After Michael Kimmelman’s The Accidental Masterpiece: On the Art of Life and Vice Versa (2005) introduced me to Jay DeFeo’s The Rose, a painting weighing approximately 3,050 pounds, I spent an afternoon looking up the weights of familiar objects and animals, trying to grasp the enormity of the work.The Rose (oil with wood and mica on canvas, 128 7/8 × 92 1/4 × 11 in, 1958-1966) weighs about as much as a hippopotamus. Since reading Kimmelman’s book I have been determined to see the work in person, and happily, it belongs to the Whitney Museum of American Art. I contacted the museum to inquire as to whether or not the work was on exhibit, and if not, could I please make an appointment to have access to it. The answer to both was a definitive “no.”
The history of the painting, as told by Kimmelman, enhanced my determination to see the work - to be in its presence. The Rose traveled down the coast of California, from Fillmore Street in San Francisco to a storage unit in Pasadena in 1967, before returning north to the San Francisco Institute of Art in the mid-1980s. The work was largely forgotten about until the mid-1990s when the Whitney Museum of American Art raised funds through the Contemporary Painting and Sculpture Committee and the Judith Rothschild Foundation to excavate The Rose from the wall at the Institute where it was embedded in a fiberglass case. As the Whitney was raising funds, it was impossible to predict the condition the painting would be in but the desire to save the work and make it accessible to the public outweighed the cost of freeing it. Since exhuming and acquiring it, the work has been housed in off-site storage; save for the few times the Whitney has exhibited it.
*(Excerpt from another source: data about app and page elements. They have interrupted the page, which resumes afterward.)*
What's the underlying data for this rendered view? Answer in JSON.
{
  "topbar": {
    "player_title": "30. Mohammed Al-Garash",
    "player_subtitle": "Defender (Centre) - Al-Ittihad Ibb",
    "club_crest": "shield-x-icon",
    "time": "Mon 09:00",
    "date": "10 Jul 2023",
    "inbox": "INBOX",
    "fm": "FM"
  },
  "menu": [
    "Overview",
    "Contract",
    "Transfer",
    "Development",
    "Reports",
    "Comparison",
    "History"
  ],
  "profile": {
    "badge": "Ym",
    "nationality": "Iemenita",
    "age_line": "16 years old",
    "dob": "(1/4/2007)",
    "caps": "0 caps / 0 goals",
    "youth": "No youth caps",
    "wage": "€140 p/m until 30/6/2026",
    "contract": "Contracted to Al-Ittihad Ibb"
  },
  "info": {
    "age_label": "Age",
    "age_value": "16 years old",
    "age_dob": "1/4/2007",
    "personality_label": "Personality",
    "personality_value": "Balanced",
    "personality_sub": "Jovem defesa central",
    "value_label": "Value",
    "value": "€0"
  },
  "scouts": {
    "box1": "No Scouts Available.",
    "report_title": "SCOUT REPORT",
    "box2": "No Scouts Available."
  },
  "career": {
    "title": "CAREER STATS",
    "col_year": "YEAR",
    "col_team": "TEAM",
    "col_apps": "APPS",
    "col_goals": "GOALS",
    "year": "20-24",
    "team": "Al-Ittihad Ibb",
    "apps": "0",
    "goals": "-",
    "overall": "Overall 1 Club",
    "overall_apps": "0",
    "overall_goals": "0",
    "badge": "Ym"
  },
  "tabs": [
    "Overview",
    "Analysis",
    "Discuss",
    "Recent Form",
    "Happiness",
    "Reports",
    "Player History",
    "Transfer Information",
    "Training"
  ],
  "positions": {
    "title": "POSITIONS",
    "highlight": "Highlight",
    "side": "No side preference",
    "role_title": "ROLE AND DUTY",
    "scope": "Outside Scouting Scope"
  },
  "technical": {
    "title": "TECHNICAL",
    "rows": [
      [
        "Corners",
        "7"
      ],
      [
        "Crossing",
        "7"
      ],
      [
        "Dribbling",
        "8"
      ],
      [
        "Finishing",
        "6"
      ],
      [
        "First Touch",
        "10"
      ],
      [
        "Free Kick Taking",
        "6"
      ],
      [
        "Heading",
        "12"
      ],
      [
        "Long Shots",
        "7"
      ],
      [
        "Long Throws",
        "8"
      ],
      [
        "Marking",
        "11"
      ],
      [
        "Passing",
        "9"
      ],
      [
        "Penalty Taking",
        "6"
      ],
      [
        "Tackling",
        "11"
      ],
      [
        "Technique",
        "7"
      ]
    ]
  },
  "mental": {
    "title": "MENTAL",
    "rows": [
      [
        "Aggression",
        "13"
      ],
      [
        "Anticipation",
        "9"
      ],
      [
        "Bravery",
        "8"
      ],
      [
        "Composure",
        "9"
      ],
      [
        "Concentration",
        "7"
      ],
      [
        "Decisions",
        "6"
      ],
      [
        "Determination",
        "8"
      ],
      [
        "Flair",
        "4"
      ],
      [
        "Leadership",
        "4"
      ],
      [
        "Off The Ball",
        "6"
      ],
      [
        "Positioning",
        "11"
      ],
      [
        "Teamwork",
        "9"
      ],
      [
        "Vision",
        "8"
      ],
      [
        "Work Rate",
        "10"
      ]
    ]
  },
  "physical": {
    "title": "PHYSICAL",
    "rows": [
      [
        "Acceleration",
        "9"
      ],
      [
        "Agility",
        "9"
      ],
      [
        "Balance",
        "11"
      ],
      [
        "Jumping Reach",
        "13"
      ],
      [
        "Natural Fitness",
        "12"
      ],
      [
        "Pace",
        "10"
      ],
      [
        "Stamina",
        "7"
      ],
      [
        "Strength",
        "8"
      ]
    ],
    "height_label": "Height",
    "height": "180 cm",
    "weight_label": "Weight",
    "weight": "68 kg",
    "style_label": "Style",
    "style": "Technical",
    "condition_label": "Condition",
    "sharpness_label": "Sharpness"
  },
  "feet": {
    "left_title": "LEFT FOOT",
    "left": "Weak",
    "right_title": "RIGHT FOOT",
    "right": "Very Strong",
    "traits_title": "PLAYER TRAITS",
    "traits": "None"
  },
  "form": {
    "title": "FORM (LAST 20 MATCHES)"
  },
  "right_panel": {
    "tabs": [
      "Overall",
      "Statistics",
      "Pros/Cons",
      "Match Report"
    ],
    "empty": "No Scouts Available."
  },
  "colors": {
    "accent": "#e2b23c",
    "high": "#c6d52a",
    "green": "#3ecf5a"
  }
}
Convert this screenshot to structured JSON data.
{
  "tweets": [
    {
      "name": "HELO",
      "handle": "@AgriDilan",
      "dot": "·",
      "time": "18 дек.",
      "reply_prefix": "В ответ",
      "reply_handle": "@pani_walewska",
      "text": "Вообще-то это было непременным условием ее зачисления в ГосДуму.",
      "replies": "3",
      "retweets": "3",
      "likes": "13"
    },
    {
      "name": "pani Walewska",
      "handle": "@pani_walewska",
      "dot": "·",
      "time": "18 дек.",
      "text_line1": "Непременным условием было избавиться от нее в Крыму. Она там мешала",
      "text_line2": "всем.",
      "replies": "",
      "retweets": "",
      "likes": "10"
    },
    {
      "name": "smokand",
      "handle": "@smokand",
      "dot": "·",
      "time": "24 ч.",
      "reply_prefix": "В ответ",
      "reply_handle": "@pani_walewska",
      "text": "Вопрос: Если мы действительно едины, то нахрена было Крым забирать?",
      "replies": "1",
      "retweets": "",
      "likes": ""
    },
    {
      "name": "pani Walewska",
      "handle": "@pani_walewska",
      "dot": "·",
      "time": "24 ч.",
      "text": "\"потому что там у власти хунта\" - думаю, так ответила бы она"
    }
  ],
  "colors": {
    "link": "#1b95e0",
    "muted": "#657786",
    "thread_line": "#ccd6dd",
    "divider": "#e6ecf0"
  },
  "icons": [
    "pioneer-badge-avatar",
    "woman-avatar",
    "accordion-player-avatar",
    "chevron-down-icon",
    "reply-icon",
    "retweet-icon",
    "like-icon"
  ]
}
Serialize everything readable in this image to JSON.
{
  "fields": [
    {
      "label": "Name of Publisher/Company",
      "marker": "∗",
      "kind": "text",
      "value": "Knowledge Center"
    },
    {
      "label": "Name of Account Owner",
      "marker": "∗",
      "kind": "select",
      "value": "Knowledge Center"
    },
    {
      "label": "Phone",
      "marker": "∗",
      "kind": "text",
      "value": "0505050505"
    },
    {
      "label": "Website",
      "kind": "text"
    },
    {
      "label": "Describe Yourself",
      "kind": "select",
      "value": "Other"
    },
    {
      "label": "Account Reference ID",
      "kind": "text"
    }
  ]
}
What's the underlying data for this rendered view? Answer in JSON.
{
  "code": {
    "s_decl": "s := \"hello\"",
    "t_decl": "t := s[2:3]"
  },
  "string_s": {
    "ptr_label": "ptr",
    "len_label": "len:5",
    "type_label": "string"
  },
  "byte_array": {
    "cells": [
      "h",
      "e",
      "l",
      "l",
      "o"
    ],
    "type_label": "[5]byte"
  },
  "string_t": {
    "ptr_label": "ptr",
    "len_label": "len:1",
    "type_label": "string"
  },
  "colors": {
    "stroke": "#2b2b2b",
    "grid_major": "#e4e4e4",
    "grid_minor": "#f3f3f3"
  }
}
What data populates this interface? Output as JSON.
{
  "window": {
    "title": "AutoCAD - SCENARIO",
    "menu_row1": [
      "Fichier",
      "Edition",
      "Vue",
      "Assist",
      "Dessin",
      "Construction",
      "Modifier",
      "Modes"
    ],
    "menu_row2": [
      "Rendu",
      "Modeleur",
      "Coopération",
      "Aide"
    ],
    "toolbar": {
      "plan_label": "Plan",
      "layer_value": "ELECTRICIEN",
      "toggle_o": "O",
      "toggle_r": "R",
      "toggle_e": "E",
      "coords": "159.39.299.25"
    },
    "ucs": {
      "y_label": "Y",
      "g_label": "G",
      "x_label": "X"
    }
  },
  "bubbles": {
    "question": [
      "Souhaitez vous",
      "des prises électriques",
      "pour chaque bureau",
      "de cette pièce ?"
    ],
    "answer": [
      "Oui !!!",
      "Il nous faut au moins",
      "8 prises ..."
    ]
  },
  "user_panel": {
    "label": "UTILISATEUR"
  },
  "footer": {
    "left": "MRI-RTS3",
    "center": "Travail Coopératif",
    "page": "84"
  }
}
Institutions like the Whitney purchase art to preserve it and make it available to the public. The flaw is that the collections become so vast that it is impossible to exhibit all the works due to constraints in space, time and money. In terms of accessibility, this is not an improvement from being buried in a wall or held in a private collection. As museums and galleries take advantage of the online community by uploading images from their collections, the public’s access is increased, but the major potential transformation comes in the form of a website launched Spring 2010, Art.sy.
Art.sy is quite literally changing the art world as no other company has – utilizing the concept of the social network and merging it with physical galleries and museums. Founders Carter Cleveland, a Computer Science Engineer, and Sebastian Cwilich, a veteran start-up executive with experience at Christie’s and Haunch of Venison Gallery, teamed up with experts in the arts, media and technology to increase access to art by the public. Through Art.sy, they have launched the Art Genome Project, based on the concept of the Music Genome Project, to catalogue the world’s art in public and private collections. Art.sy utilizes the algorithms of Pandora (the CEO Joe Kennedy is an advisor) to allow the user “to begin with the name of an artist or artwork [she knows] and use its proprietary search technology to recommend similar works.” If there is a work she wants to learn more about, the site connects her directly to the museum or gallery that holds it.
The full impact of this company is not yet known, but its uses seem endless. While I still cannot see The Rose in person, Art.sy allows me to locate not only DeFeo’s catalogue of work but also introduces me to other artists compliments of Pandora’s algorithms. Art.sy may be the MySpace to a not-yet-founded Facebook, but it is laying the foundation for the future of the art world, one that is available on a social network-styled platform.